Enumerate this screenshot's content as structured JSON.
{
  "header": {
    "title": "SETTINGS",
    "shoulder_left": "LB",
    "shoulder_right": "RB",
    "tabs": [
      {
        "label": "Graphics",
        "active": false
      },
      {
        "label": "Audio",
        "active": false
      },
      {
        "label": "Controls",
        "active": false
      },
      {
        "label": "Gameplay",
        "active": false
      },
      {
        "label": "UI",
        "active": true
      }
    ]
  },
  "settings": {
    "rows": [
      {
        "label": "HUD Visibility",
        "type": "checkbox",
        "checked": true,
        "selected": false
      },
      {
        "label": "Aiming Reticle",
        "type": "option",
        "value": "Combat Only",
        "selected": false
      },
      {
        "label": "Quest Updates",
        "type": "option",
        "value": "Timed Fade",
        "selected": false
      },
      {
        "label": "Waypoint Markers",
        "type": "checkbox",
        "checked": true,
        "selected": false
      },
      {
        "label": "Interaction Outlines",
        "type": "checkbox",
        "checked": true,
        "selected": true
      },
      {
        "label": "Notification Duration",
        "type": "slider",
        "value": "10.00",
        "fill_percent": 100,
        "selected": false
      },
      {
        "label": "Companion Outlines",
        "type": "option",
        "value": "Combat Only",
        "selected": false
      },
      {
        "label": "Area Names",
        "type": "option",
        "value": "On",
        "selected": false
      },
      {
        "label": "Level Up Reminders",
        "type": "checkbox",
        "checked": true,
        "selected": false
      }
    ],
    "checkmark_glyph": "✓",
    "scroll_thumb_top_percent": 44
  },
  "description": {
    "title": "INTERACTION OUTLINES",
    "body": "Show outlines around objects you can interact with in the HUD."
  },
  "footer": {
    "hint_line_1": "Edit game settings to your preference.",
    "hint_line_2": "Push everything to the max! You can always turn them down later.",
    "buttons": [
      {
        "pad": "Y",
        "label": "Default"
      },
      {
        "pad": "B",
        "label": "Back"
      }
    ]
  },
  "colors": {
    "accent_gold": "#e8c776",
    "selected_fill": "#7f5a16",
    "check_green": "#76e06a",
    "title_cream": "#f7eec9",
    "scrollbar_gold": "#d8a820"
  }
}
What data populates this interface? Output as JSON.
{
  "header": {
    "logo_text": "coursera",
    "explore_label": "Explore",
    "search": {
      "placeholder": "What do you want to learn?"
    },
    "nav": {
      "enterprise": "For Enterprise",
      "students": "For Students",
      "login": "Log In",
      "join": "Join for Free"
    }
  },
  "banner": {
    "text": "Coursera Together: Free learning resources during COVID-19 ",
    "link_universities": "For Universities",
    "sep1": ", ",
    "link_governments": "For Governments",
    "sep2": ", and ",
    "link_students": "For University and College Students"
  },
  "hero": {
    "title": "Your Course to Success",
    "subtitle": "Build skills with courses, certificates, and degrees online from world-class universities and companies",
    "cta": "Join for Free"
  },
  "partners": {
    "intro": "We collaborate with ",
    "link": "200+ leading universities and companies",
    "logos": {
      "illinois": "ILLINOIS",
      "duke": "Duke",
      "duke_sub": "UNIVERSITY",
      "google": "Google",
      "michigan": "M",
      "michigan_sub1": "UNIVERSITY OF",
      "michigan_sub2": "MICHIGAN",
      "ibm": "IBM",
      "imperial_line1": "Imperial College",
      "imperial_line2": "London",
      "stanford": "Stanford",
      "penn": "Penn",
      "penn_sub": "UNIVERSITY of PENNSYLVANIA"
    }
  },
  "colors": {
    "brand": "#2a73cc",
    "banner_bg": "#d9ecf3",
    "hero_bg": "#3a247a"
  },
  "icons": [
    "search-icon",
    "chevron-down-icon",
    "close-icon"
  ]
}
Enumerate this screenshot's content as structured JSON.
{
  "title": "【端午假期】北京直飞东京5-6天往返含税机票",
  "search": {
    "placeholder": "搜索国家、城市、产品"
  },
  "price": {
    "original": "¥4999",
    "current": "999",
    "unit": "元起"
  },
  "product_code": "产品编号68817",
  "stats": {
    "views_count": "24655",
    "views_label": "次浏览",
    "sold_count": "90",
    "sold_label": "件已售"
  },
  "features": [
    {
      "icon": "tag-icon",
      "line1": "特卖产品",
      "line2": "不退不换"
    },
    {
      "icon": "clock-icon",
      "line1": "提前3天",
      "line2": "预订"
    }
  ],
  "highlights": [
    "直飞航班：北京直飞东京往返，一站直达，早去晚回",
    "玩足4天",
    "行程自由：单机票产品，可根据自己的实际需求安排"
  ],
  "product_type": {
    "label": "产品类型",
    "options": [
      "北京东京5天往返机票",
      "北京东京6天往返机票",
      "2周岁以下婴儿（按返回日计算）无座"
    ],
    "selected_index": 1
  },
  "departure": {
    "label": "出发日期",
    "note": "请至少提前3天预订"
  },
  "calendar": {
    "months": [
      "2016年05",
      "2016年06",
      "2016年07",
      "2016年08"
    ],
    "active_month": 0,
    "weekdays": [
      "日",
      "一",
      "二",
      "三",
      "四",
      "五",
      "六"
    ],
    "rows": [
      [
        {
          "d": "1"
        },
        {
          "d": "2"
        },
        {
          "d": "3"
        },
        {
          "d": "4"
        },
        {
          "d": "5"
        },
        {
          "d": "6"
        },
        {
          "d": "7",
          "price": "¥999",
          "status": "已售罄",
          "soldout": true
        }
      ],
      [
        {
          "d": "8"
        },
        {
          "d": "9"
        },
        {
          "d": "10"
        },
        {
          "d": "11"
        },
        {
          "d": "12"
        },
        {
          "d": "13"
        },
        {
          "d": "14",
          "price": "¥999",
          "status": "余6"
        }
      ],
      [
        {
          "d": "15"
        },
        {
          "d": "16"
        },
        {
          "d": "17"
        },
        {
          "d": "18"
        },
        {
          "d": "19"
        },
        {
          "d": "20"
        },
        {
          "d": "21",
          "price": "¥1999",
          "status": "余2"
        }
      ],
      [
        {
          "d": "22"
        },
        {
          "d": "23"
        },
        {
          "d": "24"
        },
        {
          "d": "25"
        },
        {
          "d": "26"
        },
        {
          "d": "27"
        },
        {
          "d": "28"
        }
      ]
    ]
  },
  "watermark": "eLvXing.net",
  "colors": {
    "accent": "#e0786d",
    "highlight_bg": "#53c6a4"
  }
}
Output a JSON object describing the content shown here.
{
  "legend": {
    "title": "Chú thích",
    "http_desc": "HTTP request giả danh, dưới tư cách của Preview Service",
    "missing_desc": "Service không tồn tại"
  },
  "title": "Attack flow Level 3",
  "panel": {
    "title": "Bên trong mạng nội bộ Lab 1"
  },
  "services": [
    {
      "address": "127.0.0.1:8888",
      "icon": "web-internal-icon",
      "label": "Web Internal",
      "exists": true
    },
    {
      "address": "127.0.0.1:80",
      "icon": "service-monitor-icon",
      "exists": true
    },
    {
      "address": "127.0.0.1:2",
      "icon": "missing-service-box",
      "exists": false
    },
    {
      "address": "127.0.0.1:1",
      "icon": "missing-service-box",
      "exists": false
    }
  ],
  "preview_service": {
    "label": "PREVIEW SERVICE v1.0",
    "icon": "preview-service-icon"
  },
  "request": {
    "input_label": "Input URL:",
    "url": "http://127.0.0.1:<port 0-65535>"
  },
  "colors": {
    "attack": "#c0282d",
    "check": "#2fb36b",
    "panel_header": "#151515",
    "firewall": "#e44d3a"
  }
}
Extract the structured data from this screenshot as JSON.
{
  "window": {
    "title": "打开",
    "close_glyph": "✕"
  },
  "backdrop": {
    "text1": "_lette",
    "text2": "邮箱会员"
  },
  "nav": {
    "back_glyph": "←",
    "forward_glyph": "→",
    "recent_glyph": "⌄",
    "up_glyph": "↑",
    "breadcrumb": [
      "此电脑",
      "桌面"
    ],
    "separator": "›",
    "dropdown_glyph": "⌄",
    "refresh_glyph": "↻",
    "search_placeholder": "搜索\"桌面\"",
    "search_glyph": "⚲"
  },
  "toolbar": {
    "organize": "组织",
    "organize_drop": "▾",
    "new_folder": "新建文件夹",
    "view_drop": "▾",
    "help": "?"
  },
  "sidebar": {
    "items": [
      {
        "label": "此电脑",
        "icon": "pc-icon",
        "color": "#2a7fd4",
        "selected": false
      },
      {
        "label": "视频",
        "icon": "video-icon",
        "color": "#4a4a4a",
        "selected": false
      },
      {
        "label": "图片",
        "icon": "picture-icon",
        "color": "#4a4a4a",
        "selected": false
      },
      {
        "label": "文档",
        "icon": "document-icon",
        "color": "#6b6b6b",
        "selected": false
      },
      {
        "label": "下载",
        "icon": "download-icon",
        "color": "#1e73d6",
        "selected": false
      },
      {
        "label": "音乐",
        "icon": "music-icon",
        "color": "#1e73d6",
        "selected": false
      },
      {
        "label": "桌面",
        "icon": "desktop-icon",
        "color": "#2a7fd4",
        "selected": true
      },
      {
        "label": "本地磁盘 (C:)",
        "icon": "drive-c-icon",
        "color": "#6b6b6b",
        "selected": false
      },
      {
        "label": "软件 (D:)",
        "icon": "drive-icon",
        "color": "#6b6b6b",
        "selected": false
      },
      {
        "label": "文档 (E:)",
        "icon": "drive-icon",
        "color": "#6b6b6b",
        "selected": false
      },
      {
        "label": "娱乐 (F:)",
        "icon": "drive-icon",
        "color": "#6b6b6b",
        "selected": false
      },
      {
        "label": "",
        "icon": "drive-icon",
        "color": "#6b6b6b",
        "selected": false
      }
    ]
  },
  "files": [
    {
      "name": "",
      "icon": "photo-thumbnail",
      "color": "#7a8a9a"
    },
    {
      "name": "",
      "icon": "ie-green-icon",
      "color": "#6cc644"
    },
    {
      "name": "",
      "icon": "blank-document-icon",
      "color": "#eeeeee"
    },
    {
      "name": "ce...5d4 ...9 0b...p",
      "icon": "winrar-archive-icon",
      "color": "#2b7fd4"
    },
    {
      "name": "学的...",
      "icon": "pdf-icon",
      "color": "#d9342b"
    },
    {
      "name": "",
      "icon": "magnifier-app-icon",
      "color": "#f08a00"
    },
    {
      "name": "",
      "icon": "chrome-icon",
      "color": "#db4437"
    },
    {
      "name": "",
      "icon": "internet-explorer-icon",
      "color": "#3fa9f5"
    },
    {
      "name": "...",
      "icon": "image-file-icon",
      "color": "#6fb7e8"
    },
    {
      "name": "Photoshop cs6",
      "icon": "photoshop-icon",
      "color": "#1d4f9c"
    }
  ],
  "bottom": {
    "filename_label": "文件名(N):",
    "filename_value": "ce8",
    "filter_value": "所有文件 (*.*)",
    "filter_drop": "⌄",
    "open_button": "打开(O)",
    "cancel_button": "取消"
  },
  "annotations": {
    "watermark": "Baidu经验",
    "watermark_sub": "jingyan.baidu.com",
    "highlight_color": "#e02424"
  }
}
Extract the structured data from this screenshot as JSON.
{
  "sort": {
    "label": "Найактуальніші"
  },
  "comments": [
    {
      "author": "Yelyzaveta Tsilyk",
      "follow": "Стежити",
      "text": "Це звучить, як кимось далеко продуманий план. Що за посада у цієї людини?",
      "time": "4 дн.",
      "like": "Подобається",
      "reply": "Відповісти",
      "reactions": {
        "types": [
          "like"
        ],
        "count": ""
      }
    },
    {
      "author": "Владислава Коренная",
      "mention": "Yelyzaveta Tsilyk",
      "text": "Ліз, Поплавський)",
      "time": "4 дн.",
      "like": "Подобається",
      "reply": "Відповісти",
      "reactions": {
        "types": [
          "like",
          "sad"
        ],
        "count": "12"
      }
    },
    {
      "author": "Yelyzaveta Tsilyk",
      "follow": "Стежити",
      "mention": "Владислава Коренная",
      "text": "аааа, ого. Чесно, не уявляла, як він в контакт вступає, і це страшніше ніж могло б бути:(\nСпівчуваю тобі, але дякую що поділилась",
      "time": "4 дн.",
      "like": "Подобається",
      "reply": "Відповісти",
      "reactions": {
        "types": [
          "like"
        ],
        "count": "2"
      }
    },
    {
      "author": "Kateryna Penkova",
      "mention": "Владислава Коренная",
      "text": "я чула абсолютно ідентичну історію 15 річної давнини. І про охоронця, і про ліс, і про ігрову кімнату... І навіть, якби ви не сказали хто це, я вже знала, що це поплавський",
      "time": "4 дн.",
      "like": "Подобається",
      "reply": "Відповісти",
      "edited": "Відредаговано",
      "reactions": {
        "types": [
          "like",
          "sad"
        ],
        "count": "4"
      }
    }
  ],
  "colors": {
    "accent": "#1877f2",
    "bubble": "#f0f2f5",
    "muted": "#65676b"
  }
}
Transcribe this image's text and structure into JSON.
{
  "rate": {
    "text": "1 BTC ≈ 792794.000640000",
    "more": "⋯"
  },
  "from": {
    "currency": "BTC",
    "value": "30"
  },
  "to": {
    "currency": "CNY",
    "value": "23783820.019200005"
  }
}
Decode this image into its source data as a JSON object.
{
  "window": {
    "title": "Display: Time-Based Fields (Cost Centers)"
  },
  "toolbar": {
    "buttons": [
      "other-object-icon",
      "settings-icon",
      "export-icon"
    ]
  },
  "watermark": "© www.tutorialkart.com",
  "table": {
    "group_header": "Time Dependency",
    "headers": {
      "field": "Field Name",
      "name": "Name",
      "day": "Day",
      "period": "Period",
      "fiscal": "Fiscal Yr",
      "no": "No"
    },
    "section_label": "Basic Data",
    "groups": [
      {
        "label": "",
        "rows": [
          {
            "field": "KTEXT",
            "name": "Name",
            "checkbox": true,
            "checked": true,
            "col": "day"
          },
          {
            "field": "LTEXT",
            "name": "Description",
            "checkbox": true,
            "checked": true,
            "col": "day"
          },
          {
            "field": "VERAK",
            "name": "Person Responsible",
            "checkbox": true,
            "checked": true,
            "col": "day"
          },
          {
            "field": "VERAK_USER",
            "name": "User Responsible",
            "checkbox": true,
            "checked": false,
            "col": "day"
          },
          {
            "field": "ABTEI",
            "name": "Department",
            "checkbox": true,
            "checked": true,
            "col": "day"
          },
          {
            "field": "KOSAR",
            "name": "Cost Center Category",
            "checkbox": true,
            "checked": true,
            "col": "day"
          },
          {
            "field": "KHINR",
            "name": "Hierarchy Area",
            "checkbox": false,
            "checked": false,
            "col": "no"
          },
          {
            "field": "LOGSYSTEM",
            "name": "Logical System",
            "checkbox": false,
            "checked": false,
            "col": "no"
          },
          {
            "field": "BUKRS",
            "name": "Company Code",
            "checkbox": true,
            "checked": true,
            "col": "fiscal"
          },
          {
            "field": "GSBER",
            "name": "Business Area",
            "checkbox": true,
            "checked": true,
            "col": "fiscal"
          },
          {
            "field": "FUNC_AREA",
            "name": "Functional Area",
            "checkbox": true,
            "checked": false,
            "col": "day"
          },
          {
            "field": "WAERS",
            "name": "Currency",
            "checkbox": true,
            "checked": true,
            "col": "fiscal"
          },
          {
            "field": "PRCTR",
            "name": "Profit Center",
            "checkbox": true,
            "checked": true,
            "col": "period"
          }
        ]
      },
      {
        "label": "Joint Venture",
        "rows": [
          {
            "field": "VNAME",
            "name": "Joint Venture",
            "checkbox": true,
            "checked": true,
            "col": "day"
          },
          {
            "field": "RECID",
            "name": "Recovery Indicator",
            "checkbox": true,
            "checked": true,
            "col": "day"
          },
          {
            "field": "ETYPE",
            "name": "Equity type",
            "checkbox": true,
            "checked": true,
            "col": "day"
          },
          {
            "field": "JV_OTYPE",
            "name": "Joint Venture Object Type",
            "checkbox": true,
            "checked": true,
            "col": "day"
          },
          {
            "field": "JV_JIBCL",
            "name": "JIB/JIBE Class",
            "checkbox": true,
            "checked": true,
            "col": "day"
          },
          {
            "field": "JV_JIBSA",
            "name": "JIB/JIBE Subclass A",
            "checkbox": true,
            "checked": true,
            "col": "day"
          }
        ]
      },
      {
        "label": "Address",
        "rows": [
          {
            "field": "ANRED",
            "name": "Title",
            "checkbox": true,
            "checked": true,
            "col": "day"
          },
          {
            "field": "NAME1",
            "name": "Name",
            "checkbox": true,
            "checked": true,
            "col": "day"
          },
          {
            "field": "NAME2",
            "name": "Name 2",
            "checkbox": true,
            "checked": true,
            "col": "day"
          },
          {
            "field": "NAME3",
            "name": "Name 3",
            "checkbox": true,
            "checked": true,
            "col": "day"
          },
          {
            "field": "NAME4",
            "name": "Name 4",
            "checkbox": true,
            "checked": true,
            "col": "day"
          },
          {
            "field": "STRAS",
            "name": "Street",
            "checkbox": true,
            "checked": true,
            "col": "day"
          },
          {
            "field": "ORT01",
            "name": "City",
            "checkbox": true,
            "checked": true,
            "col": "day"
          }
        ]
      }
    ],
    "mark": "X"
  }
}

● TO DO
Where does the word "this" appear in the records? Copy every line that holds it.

● SOLUTION
Enumerate this screenshot's content as structured JSON.
What data populates this interface? Output as JSON.
Enumerate this screenshot's content as structured JSON.
Extract the structured data from this screenshot as JSON.
Extract the structured data from this screenshot as JSON.
Transcribe this image's text and structure into JSON.
Decode this image into its source data as a JSON object.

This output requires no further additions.